    The timers seem unnecessary to me personally. Again, presumably parents would use some common sense and override the timers whenever they needed to.

    February 5th, 2009 at 9:13 am

  6. vickie jacobs says:

    A wise nurse/midwife once told me that if you love, nurture, and make yourself available to your child when they are babies, they will become an independent, resourceful, intelligent, kind person. Someone you would love to have as a friend. My two adult children are now my dearest friends. There are no shortcuts for remarkable parenting.

    February 5th, 2009 at 11:53 am

  7. Erin says:

    The Itzbeen Timer was actually great for us in the first few months, and especially when our son was first born. He had jaundice and tried to sleep past times he needed to nurse, so we set the feeding timer to beep if it went past four hours. It also helped us learn his sleep and feeding cycles, and to notice changes in his trends. He fed and slept on demand, but it helped us to be even more aware of subtler cues for eating and sleeping.
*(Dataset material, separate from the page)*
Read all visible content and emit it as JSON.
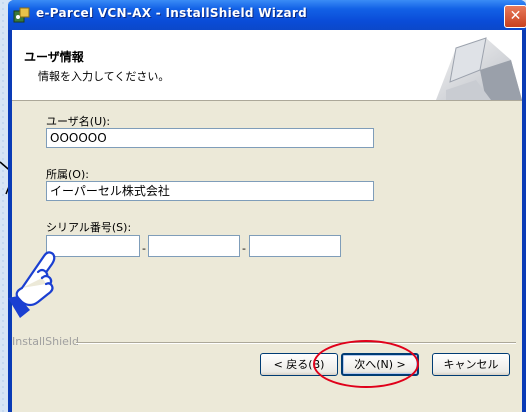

Yes, we could have used paper and pencil, but it was easier to find this when it was clipped to us or on the bedside table. We were taking any parenting reassurance and reinforcement we could get!

    February 5th, 2009 at 2:40 pm

  8. Markus says:

    Regarding the baby care timer on the web:

    How about the Trixie Tracker at

    http://www.trixietracker.com/

    Not really new, but comparable in functionality to the itzbeen tracker.

    February 5th, 2009 at 4:08 pm

  9. Teacher Jennifer says:

    Thank you, AJ, for once again reminding me what a wonderful (device-free) parent I really am. I think I’ll go lay down now.

    February 6th, 2009 at 10:47 am

  10. Jen says:

    I can almost see the need for a timer with alarm if you have a small child who needs to take medicine regularly. It might help prevent missed/ repeated doses. Other than that, though, I think that all of these seem really ridiculous.

    February 6th, 2009 at 1:30 pm

  11. Amber says:

    Wow. I would’ve LOVED that rocking crib when my son was an infant.

    Not because I wanted to be neglectful and unresponsive to my child’s needs, but because my son used to get up almost every half an hour for the first 6 months of his life. Not to mention the fact that he tended to wake up after 5 minutes in his crib, because it wasn’t moving like I was when I was holding him.

    I see nothing wrong with a little help. If that had let me get two hours of consecutive sleep once in a while, it would have been worth it.

    As with everything, there are ways to abuse technology, and ways to have it help you tremendously.

    You people with easy babies need not judge so harshly. ;)

    February 7th, 2009 at 7:05 am